- _TASK TO CARRY OUT_: Set the data down once more, in full and exactly.

------ DATA SECTION

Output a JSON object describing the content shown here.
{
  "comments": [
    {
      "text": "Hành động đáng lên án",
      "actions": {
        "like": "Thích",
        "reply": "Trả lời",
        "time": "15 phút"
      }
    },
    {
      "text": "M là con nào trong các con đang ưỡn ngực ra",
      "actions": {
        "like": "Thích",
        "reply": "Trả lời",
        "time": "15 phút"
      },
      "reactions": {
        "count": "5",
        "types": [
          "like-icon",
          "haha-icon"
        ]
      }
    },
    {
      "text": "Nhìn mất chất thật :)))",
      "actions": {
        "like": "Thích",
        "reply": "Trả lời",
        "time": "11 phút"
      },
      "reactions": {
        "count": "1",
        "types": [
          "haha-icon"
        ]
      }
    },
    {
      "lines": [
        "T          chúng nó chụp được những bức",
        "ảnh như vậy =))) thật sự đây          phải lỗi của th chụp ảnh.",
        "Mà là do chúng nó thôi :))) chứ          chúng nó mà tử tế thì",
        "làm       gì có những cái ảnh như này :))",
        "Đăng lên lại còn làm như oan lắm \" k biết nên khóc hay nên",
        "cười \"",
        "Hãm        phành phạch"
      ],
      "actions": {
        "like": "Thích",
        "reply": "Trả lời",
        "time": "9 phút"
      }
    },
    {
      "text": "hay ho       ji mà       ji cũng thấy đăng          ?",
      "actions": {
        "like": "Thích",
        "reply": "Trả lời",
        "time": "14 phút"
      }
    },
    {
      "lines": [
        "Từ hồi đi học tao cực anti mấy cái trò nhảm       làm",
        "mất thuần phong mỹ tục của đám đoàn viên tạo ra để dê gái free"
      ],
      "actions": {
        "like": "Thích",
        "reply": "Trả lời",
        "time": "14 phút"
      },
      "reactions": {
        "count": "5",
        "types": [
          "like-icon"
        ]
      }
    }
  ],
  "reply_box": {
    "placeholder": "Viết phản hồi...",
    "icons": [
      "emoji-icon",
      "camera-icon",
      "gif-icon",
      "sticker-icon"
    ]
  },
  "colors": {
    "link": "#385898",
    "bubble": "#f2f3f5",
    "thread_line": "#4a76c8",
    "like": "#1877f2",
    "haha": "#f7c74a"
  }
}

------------

- _RESULT FOR THIS EXERCISE_:
Output a JSON object describing the content shown here.
{
  "comments": [
    {
      "text": "Hành động đáng lên án",
      "actions": {
        "like": "Thích",
        "reply": "Trả lời",
        "time": "15 phút"
      }
    },
    {
      "text": "M là con nào trong các con đang ưỡn ngực ra",
      "actions": {
        "like": "Thích",
        "reply": "Trả lời",
        "time": "15 phút"
      },
      "reactions": {
        "count": "5",
        "types": [
          "like-icon",
          "haha-icon"
        ]
      }
    },
    {
      "text": "Nhìn mất chất thật :)))",
      "actions": {
        "like": "Thích",
        "reply": "Trả lời",
        "time": "11 phút"
      },
      "reactions": {
        "count": "1",
        "types": [
          "haha-icon"
        ]
      }
    },
    {
      "lines": [
        "T          chúng nó chụp được những bức",
        "ảnh như vậy =))) thật sự đây          phải lỗi của th chụp ảnh.",
        "Mà là do chúng nó thôi :))) chứ          chúng nó mà tử tế thì",
        "làm       gì có những cái ảnh như này :))",
        "Đăng lên lại còn làm như oan lắm \" k biết nên khóc hay nên",
        "cười \"",
        "Hãm        phành phạch"
      ],
      "actions": {
        "like": "Thích",
        "reply": "Trả lời",
        "time": "9 phút"
      }
    },
    {
      "text": "hay ho       ji mà       ji cũng thấy đăng          ?",
      "actions": {
        "like": "Thích",
        "reply": "Trả lời",
        "time": "14 phút"
      }
    },
    {
      "lines": [
        "Từ hồi đi học tao cực anti mấy cái trò nhảm       làm",
        "mất thuần phong mỹ tục của đám đoàn viên tạo ra để dê gái free"
      ],
      "actions": {
        "like": "Thích",
        "reply": "Trả lời",
        "time": "14 phút"
      },
      "reactions": {
        "count": "5",
        "types": [
          "like-icon"
        ]
      }
    }
  ],
  "reply_box": {
    "placeholder": "Viết phản hồi...",
    "icons": [
      "emoji-icon",
      "camera-icon",
      "gif-icon",
      "sticker-icon"
    ]
  },
  "colors": {
    "link": "#385898",
    "bubble": "#f2f3f5",
    "thread_line": "#4a76c8",
    "like": "#1877f2",
    "haha": "#f7c74a"
  }
}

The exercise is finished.